Tally how many lines of these entries hold the string "your". Return the number alone.

[Start of section]

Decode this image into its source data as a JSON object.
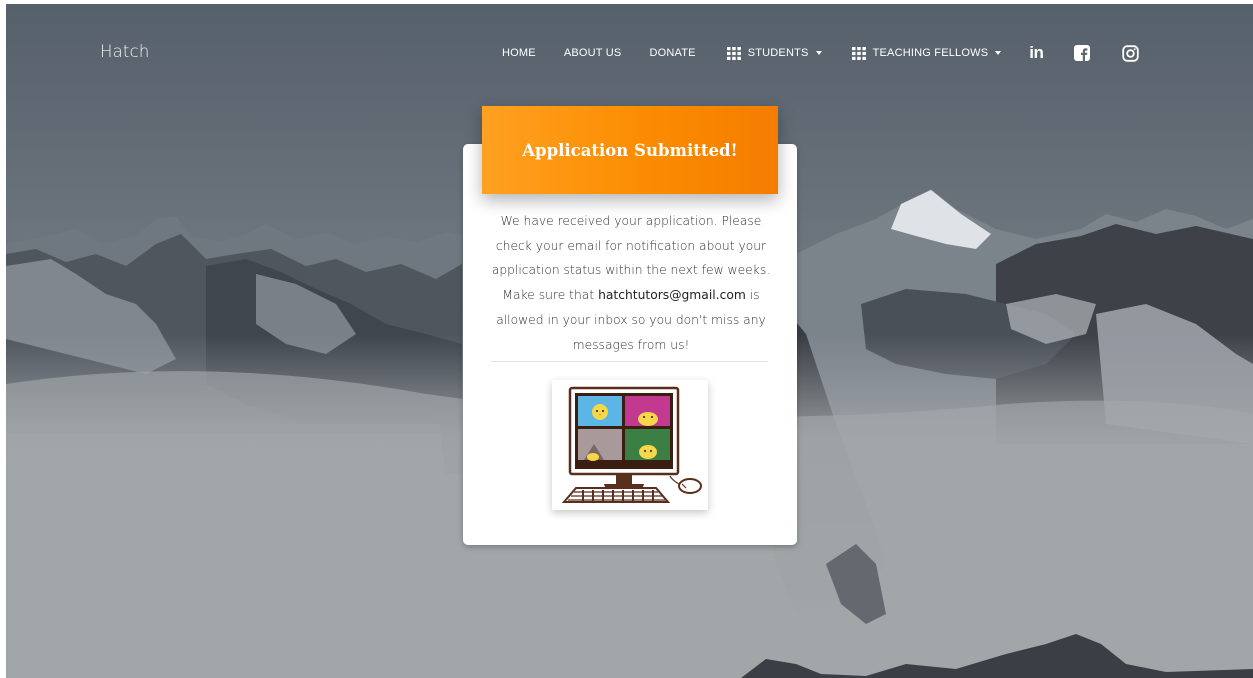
{
  "brand": {
    "name": "Hatch"
  },
  "nav": {
    "items": [
      {
        "label": "HOME"
      },
      {
        "label": "ABOUT US"
      },
      {
        "label": "DONATE"
      },
      {
        "label": "STUDENTS"
      },
      {
        "label": "TEACHING FELLOWS"
      }
    ],
    "social": {
      "linkedin_text": "in",
      "facebook_text": "f"
    }
  },
  "card": {
    "title": "Application Submitted!",
    "message_before": "We have received your application. Please check your email for notification about your application status within the next few weeks. Make sure that ",
    "email": "hatchtutors@gmail.com",
    "message_after": " is allowed in your inbox so you don't miss any messages from us!"
  },
  "icons": {
    "grid": "grid-icon",
    "caret": "caret-down-icon",
    "linkedin": "linkedin-icon",
    "facebook": "facebook-icon",
    "instagram": "instagram-icon"
  },
  "colors": {
    "header_start": "#ffa121",
    "header_end": "#f57c00",
    "nav_text": "#ffffff"
  }
}
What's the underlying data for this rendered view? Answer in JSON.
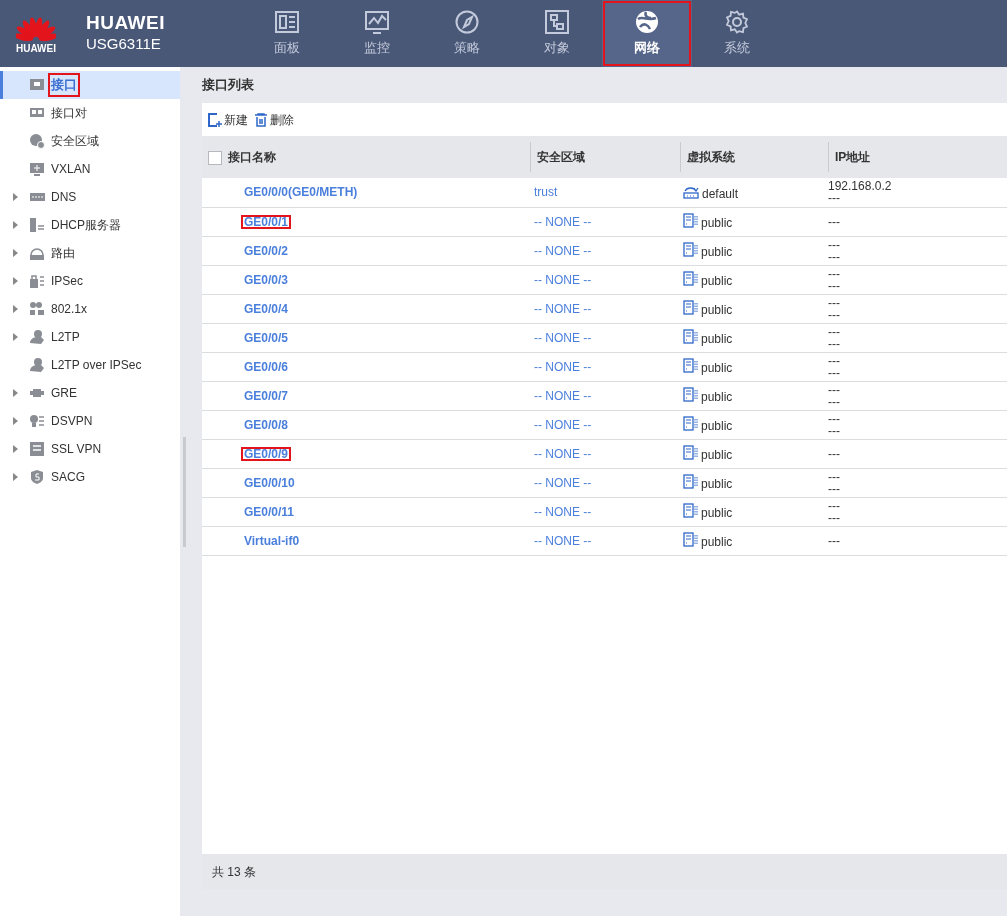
{
  "brand": {
    "logo_text": "HUAWEI",
    "name": "HUAWEI",
    "model": "USG6311E"
  },
  "nav": [
    {
      "label": "面板",
      "selected": false,
      "highlighted": false
    },
    {
      "label": "监控",
      "selected": false,
      "highlighted": false
    },
    {
      "label": "策略",
      "selected": false,
      "highlighted": false
    },
    {
      "label": "对象",
      "selected": false,
      "highlighted": false
    },
    {
      "label": "网络",
      "selected": true,
      "highlighted": true
    },
    {
      "label": "系统",
      "selected": false,
      "highlighted": false
    }
  ],
  "sidebar": {
    "items": [
      {
        "label": "接口",
        "kind": "item",
        "selected": true,
        "highlighted": true
      },
      {
        "label": "接口对",
        "kind": "item",
        "selected": false,
        "highlighted": false
      },
      {
        "label": "安全区域",
        "kind": "item",
        "selected": false,
        "highlighted": false
      },
      {
        "label": "VXLAN",
        "kind": "item",
        "selected": false,
        "highlighted": false
      },
      {
        "label": "DNS",
        "kind": "group",
        "expanded": false,
        "selected": false,
        "highlighted": false
      },
      {
        "label": "DHCP服务器",
        "kind": "group",
        "expanded": false,
        "selected": false,
        "highlighted": false
      },
      {
        "label": "路由",
        "kind": "group",
        "expanded": false,
        "selected": false,
        "highlighted": false
      },
      {
        "label": "IPSec",
        "kind": "group",
        "expanded": false,
        "selected": false,
        "highlighted": false
      },
      {
        "label": "802.1x",
        "kind": "group",
        "expanded": false,
        "selected": false,
        "highlighted": false
      },
      {
        "label": "L2TP",
        "kind": "group",
        "expanded": false,
        "selected": false,
        "highlighted": false
      },
      {
        "label": "L2TP over IPSec",
        "kind": "item",
        "selected": false,
        "highlighted": false
      },
      {
        "label": "GRE",
        "kind": "group",
        "expanded": false,
        "selected": false,
        "highlighted": false
      },
      {
        "label": "DSVPN",
        "kind": "group",
        "expanded": false,
        "selected": false,
        "highlighted": false
      },
      {
        "label": "SSL VPN",
        "kind": "group",
        "expanded": false,
        "selected": false,
        "highlighted": false
      },
      {
        "label": "SACG",
        "kind": "group",
        "expanded": false,
        "selected": false,
        "highlighted": false
      }
    ]
  },
  "panel": {
    "title": "接口列表",
    "toolbar": [
      "新建",
      "删除"
    ],
    "table": {
      "select_all": {
        "checked": false
      },
      "columns": [
        "接口名称",
        "安全区域",
        "虚拟系统",
        "IP地址"
      ],
      "rows": [
        {
          "name": "GE0/0/0(GE0/METH)",
          "zone": "trust",
          "vsys": "default",
          "kind": "root",
          "ip": [
            "192.168.0.2",
            "---"
          ],
          "highlighted": false
        },
        {
          "name": "GE0/0/1",
          "zone": "-- NONE --",
          "vsys": "public",
          "kind": "vsys",
          "ip": [
            "---"
          ],
          "highlighted": true
        },
        {
          "name": "GE0/0/2",
          "zone": "-- NONE --",
          "vsys": "public",
          "kind": "vsys",
          "ip": [
            "---",
            "---"
          ],
          "highlighted": false
        },
        {
          "name": "GE0/0/3",
          "zone": "-- NONE --",
          "vsys": "public",
          "kind": "vsys",
          "ip": [
            "---",
            "---"
          ],
          "highlighted": false
        },
        {
          "name": "GE0/0/4",
          "zone": "-- NONE --",
          "vsys": "public",
          "kind": "vsys",
          "ip": [
            "---",
            "---"
          ],
          "highlighted": false
        },
        {
          "name": "GE0/0/5",
          "zone": "-- NONE --",
          "vsys": "public",
          "kind": "vsys",
          "ip": [
            "---",
            "---"
          ],
          "highlighted": false
        },
        {
          "name": "GE0/0/6",
          "zone": "-- NONE --",
          "vsys": "public",
          "kind": "vsys",
          "ip": [
            "---",
            "---"
          ],
          "highlighted": false
        },
        {
          "name": "GE0/0/7",
          "zone": "-- NONE --",
          "vsys": "public",
          "kind": "vsys",
          "ip": [
            "---",
            "---"
          ],
          "highlighted": false
        },
        {
          "name": "GE0/0/8",
          "zone": "-- NONE --",
          "vsys": "public",
          "kind": "vsys",
          "ip": [
            "---",
            "---"
          ],
          "highlighted": false
        },
        {
          "name": "GE0/0/9",
          "zone": "-- NONE --",
          "vsys": "public",
          "kind": "vsys",
          "ip": [
            "---"
          ],
          "highlighted": true
        },
        {
          "name": "GE0/0/10",
          "zone": "-- NONE --",
          "vsys": "public",
          "kind": "vsys",
          "ip": [
            "---",
            "---"
          ],
          "highlighted": false
        },
        {
          "name": "GE0/0/11",
          "zone": "-- NONE --",
          "vsys": "public",
          "kind": "vsys",
          "ip": [
            "---",
            "---"
          ],
          "highlighted": false
        },
        {
          "name": "Virtual-if0",
          "zone": "-- NONE --",
          "vsys": "public",
          "kind": "vsys",
          "ip": [
            "---"
          ],
          "highlighted": false
        }
      ]
    },
    "footer": "共 13 条"
  }
}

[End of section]

Completed exercise:
2